Exploring castles, their bulk, their layout, imagining their former glory and architecture and moving about their space can give great pleasure.  The real challenge is trying to empathise.  What was the mind-set of the medieval occupants?  What made them tick?

Touching the stones, climbing the narrow stairs to the battlements and looking out across the surrounding land, is it fanciful to think that there was a message left behind, an intensity of presence, emotion, and drama, that had left its mark?  To my knowledge no-one has ever found such a message, and now with ubiquitous, ethereal pollution, we may not have any chance of sensing a hidden message.  We may know who those people were, but who were they?

One of the most interesting parts for me is the Gatehouse or Barbican.  Could this be where that hidden message is?  Did the various people going through that gate, the serfs, dignitaries, clergy, entertainers and scholars and others, leave a record?

What were the thoughts, the fears and expectations of those people?

If we try and join all that we know, putting together the jigsaw, we may just have some idea, but the net would have to be spread widely using our imagination.  There are fake pieces where some have tried to rewrite history. The environment, education, expectations, fatalism, religious fervour, health, knowledge and survival strategies would all have had an effect on the emotions.

Can strength of presence embed itself into stone?  Is there some network of intangible resonances that allow the storage, or record human emotion?  As my hand runs across the stonework there is something that tells me that their spirit is still there to tell others of the drama of their lives.  But alas there was never any message sensed, only tangible remains.

It was as though an impossible code had to be broken.

Life must have been simple, hierarchical, and manual.  The world must have been a dangerous place in medieval times and the mass and strength of the castle was safety.  The huge thick walls and sometimes moat was a barricade to the terrifying threats that could manifest in the open world.  Yes there was a price to pay to the Lords of the Manor.  One could argue that price was necessary, that servitude and obedience was a price worth paying for communal safety in times of danger, from violence and virus.

Besides, they had some ownership in their presence.  They were a part of something.   They had belonging.  Without some sort of belonging they would become lost and lonely.

If those people had left the safety of their realm would they have been fodder for another Lord and Master?

What parallels can we draw between them and us, two peoples divided by 750 years, such a long time?

We could not live in their time with its hardship and pain.  Surely our social victims and snowflakes would have barely lasted a week?  But could those people have survived in our world?  Certainly they were not without the intrigue and drama of life.  Let us not be conceited and patronising.  Life then would have had its complexities as well.

They were not free, probably little more than slaves.  Are we free?  Their technology was basic and simple; ours is relatively advanced and complex. What about the principles, the human condition?

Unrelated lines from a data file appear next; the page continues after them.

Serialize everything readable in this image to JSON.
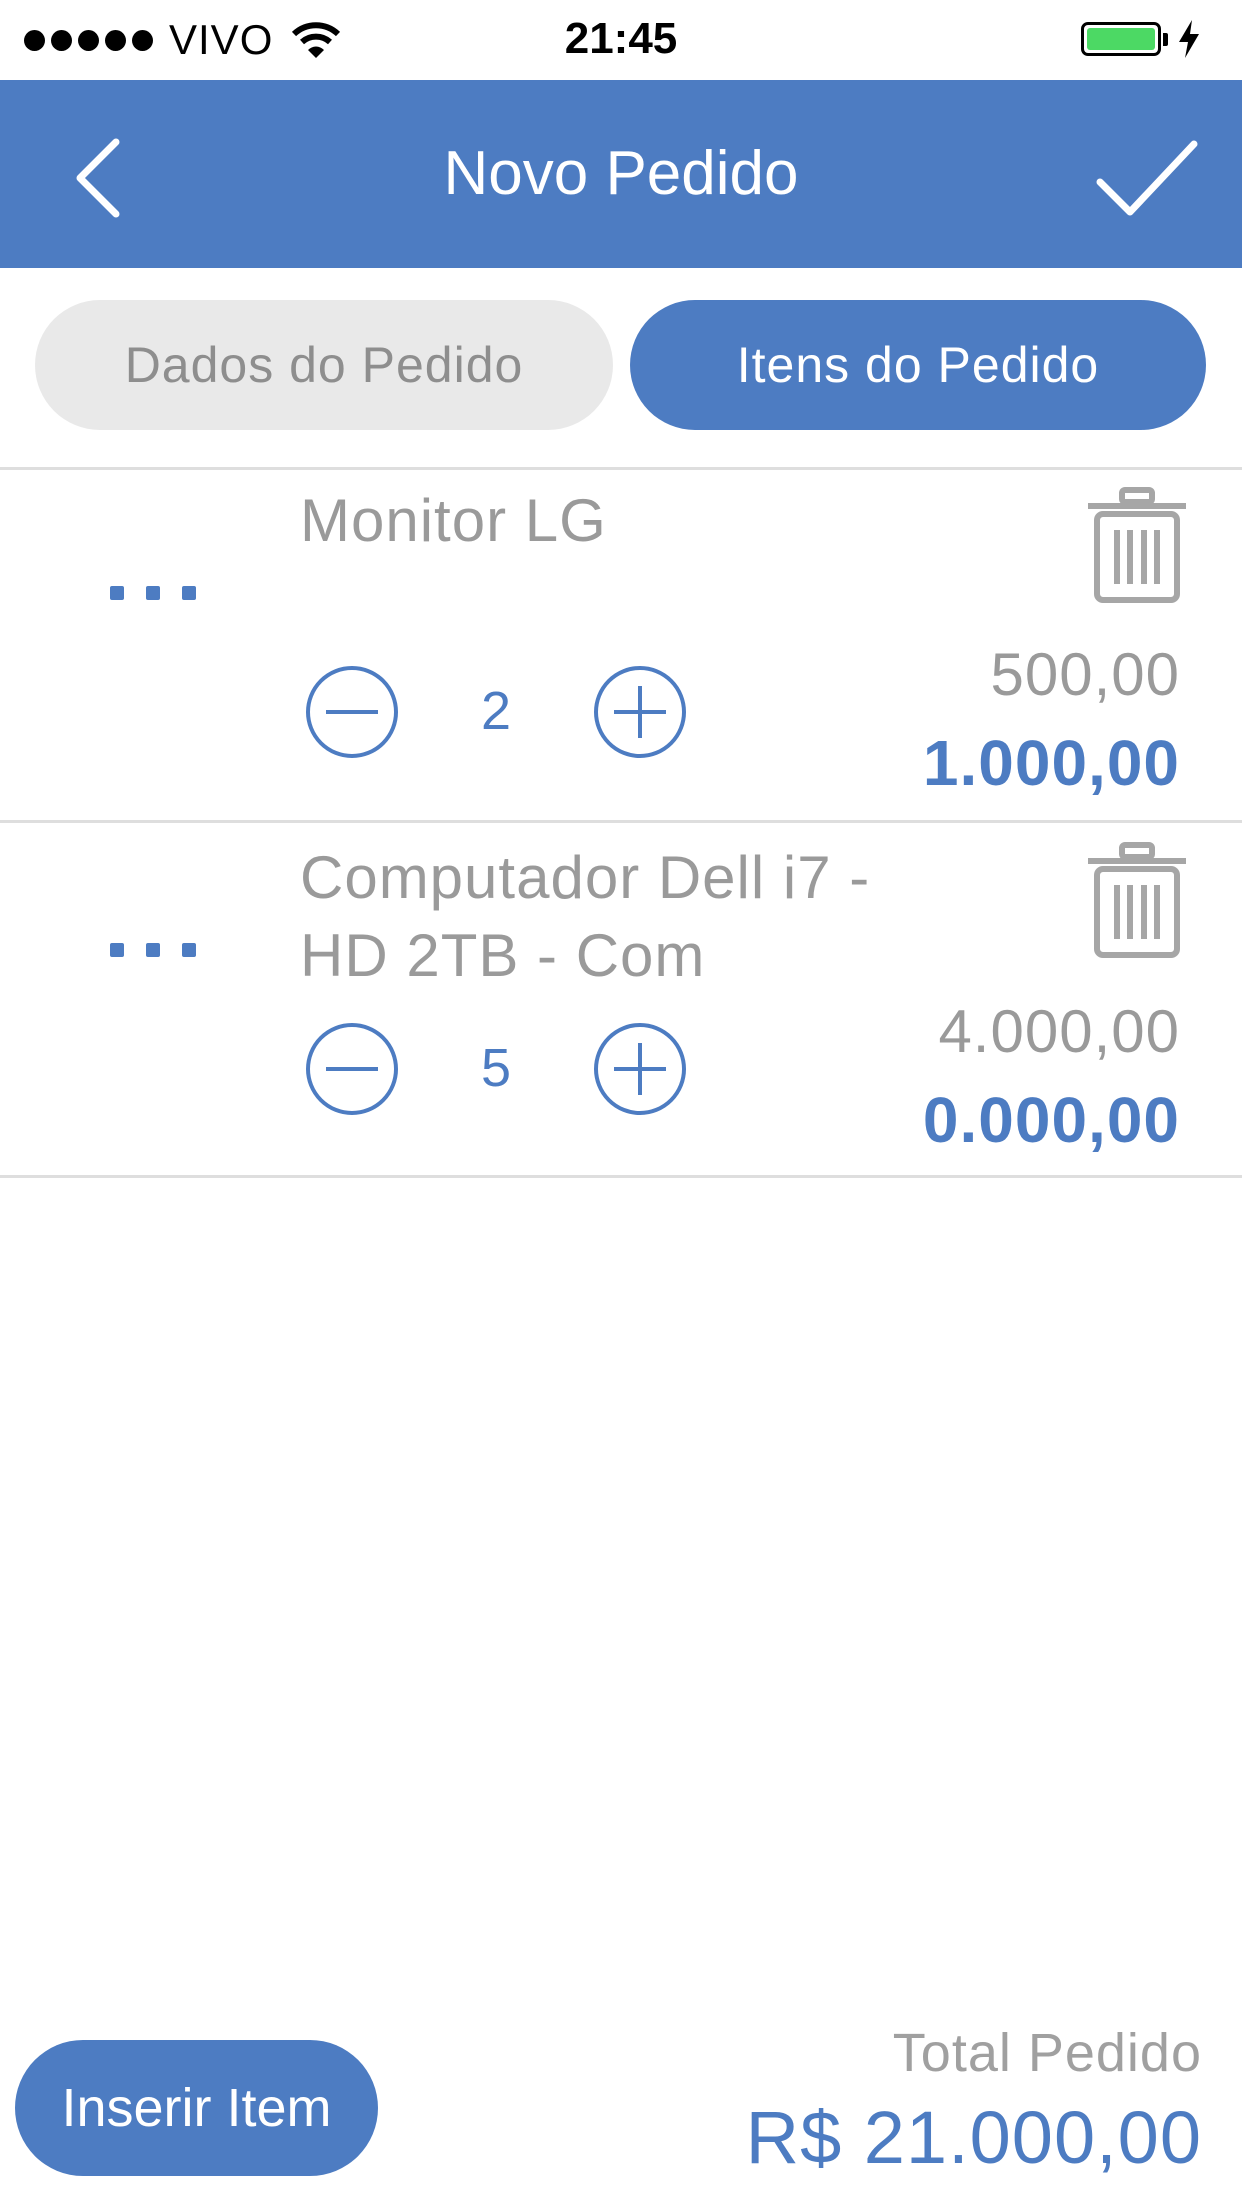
{
  "status_bar": {
    "carrier": "VIVO",
    "time": "21:45",
    "signal_icon": "signal-dots-icon",
    "wifi_icon": "wifi-icon",
    "battery_icon": "battery-icon",
    "charging_icon": "lightning-icon",
    "battery_color": "#4cd964"
  },
  "nav": {
    "title": "Novo Pedido",
    "back_icon": "chevron-left-icon",
    "confirm_icon": "checkmark-icon",
    "color": "#4d7cc2"
  },
  "tabs": [
    {
      "label": "Dados do Pedido",
      "active": false
    },
    {
      "label": "Itens do Pedido",
      "active": true
    }
  ],
  "items": [
    {
      "name": "Monitor LG",
      "quantity": "2",
      "unit_price": "500,00",
      "total": "1.000,00"
    },
    {
      "name": "Computador Dell i7 - HD 2TB - Com",
      "quantity": "5",
      "unit_price": "4.000,00",
      "total": "0.000,00"
    }
  ],
  "item_icons": {
    "more": "more-dots-icon",
    "delete": "trash-icon",
    "decrement": "minus-circle-icon",
    "increment": "plus-circle-icon"
  },
  "footer": {
    "insert_label": "Inserir Item",
    "total_label": "Total Pedido",
    "total_value": "R$ 21.000,00"
  }
}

Can we translate meaning from what we know?

When a threat came it was through that gate protected by the Barbican that people rushed.  They didn’t rush because they were oppressed or because they lived in squalor in the outlying fields around the castle, that was there home, or that they possibly spent most of their lives hungry.  They rushed in for their lives, the loss of their sense of belonging, and of the unknown.  When that threat came there must have been fear and panic with their society in crisis.

They detached themselves from the larger world and defended their castle in the knowledge that the world would wait for them.

That was my first clue.

An emotional connection was made.  Suddenly those cold stones were warm.  They had offered protection, to them, their belonging, ownership, their loved ones, and sanctity to prolong their medieval society.  And while the screams, fires, destruction and turmoil went on outside the walls they knew that they must defend their space to the death.

What is different now?  Do we not love our own?  Do we not see the mistakes that could be?  Can we afford to lose our ownership and our belonging?

We cannot lock ourselves up in a castle.  Our world is different, more complex, but is it any different in terms of the human condition?  A lot in some ways, a little in others, but there are basic needs that haven’t changed at all, not in all those centuries of pain and anguish.

The threat today are the globalists, the ideologists and those that want to control and impose; the UN, the EU, Communism, Religious Ideology that cannot be reformed or named.  They seek world domination and are the new bogeymen.

Yes eventually there will be one world, a coming together of mankind, but not this way, not yet, and not for a very long time.

We have International Standards that allow synergy.  The direction of corporate, socialist and politico-religious ideologies is not the way to go.  The clues are all there; Agenda 21, Agenda 30, and redistribution of wealth, digital control, apostasy and discrimination.  The fear, the crisis, and the panic are still here.  This chimera is just as dangerous as the marauding armies of medieval times.

“The human attitude is always based on the same kind of insight into life, and strives for the same kind of victory over blind chance.” ― Hermann Hesse, The Glass Bead Game

The key was in our heart, and the message within ourselves.

We must detach ourselves, pull up our drawbridge, and defend our way of life and our belonging.

 

Print Friendly, PDF & Email